[Information shown]
────

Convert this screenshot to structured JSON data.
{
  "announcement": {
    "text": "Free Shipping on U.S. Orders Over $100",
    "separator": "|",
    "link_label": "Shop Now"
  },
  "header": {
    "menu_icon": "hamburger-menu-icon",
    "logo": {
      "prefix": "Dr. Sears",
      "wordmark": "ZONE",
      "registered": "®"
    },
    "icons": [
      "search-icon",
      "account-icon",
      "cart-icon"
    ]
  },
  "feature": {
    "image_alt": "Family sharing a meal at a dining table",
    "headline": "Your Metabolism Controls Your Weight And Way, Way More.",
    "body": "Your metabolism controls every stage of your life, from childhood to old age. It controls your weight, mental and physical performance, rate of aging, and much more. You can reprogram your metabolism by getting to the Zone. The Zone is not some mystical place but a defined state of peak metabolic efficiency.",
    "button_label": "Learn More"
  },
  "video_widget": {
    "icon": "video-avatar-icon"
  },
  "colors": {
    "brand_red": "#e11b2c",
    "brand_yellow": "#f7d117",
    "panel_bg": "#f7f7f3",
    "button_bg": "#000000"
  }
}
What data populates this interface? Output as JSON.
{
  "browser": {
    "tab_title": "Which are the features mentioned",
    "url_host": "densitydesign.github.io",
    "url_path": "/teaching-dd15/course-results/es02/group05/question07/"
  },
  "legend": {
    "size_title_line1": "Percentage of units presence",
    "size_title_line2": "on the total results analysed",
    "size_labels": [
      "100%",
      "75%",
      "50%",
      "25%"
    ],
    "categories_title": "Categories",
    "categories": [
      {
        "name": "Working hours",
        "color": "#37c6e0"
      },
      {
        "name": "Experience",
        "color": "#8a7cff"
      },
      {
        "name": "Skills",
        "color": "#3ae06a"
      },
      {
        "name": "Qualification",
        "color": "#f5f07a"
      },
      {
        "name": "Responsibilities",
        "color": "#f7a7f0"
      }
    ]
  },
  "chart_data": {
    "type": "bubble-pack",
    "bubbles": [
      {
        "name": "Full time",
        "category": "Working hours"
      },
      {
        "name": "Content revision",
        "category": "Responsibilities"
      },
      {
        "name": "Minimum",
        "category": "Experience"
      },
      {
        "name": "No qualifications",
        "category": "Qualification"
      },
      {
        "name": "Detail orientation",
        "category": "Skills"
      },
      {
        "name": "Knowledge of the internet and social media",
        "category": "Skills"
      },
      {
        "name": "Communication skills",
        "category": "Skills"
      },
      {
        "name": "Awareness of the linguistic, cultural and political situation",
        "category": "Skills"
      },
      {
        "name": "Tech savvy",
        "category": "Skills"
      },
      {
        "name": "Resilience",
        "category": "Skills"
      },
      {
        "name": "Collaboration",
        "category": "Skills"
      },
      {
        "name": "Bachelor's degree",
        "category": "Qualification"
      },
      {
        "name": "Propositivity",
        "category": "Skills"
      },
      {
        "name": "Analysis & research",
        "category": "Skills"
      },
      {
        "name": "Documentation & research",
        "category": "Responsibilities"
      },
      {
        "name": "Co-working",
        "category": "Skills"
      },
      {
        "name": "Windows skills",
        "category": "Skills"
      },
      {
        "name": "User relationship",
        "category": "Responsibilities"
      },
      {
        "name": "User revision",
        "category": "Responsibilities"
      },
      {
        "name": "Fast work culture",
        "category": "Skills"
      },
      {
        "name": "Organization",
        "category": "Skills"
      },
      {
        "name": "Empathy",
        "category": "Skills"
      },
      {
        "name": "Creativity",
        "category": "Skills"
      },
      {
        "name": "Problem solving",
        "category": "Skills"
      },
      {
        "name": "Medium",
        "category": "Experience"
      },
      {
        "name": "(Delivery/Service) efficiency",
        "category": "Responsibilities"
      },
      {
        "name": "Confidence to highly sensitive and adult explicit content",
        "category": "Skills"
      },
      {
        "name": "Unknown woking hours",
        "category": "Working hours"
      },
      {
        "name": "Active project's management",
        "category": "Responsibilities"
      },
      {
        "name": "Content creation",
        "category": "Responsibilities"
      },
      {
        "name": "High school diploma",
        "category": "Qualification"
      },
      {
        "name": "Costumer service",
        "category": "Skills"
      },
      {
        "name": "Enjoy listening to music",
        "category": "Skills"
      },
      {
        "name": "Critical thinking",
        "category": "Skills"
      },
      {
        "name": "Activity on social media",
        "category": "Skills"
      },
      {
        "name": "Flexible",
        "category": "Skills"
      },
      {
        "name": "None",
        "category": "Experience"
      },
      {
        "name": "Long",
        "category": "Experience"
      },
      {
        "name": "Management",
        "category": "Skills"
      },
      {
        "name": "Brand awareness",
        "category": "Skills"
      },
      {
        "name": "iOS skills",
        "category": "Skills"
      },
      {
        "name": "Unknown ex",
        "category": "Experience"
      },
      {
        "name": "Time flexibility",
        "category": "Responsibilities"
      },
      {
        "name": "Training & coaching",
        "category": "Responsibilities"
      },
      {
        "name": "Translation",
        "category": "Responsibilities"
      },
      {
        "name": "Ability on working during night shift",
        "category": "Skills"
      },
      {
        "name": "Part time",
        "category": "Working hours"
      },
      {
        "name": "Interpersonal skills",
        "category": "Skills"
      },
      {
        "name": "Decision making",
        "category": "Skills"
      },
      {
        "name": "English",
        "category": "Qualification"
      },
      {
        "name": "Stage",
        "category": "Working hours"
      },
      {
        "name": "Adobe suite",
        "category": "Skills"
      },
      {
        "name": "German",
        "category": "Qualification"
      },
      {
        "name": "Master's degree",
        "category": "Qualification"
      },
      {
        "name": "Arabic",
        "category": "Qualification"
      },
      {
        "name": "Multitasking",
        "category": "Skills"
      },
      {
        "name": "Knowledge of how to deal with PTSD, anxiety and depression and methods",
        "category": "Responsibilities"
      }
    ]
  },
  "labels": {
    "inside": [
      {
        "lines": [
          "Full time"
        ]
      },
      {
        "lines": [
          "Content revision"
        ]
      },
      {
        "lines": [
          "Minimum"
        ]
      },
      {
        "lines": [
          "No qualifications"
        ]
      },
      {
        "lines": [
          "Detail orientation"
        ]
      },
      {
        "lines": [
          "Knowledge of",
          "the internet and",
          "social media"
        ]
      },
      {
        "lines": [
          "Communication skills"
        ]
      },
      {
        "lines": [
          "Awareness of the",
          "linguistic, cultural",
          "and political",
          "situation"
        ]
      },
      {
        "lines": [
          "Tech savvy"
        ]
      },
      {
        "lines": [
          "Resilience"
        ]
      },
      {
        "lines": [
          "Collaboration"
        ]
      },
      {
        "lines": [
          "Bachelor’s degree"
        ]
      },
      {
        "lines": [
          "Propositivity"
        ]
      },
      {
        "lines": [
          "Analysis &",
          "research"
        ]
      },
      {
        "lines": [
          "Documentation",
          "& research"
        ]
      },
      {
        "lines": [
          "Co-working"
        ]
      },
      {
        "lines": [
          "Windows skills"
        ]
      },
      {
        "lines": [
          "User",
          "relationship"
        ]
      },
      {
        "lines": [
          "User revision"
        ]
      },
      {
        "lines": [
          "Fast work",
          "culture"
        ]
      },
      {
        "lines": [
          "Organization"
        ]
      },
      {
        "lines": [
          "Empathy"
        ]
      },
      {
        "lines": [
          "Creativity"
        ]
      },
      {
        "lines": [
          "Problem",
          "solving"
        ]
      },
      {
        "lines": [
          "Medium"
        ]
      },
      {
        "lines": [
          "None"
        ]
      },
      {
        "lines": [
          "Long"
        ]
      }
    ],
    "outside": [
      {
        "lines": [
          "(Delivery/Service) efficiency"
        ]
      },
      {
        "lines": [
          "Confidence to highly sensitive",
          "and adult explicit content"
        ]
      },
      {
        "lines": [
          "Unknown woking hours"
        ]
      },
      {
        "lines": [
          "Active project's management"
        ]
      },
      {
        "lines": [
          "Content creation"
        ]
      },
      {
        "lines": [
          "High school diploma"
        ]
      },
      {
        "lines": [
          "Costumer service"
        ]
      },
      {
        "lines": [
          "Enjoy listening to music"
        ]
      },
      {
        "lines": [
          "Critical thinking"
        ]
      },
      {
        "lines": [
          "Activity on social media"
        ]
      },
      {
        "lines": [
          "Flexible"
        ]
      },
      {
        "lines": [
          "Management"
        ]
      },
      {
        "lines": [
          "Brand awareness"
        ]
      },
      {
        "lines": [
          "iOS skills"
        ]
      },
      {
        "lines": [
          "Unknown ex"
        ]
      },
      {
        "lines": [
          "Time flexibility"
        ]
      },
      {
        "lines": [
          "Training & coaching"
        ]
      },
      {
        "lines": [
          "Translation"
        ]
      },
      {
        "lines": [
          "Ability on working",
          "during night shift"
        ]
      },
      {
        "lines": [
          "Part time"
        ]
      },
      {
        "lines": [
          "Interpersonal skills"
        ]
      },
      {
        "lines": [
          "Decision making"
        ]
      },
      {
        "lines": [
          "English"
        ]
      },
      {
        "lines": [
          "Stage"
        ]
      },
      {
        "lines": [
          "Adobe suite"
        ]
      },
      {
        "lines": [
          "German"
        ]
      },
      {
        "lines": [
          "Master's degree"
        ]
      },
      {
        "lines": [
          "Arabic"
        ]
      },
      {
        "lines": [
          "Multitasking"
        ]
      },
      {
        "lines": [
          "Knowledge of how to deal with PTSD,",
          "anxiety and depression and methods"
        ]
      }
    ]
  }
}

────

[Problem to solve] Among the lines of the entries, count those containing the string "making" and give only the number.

[Task solution] 2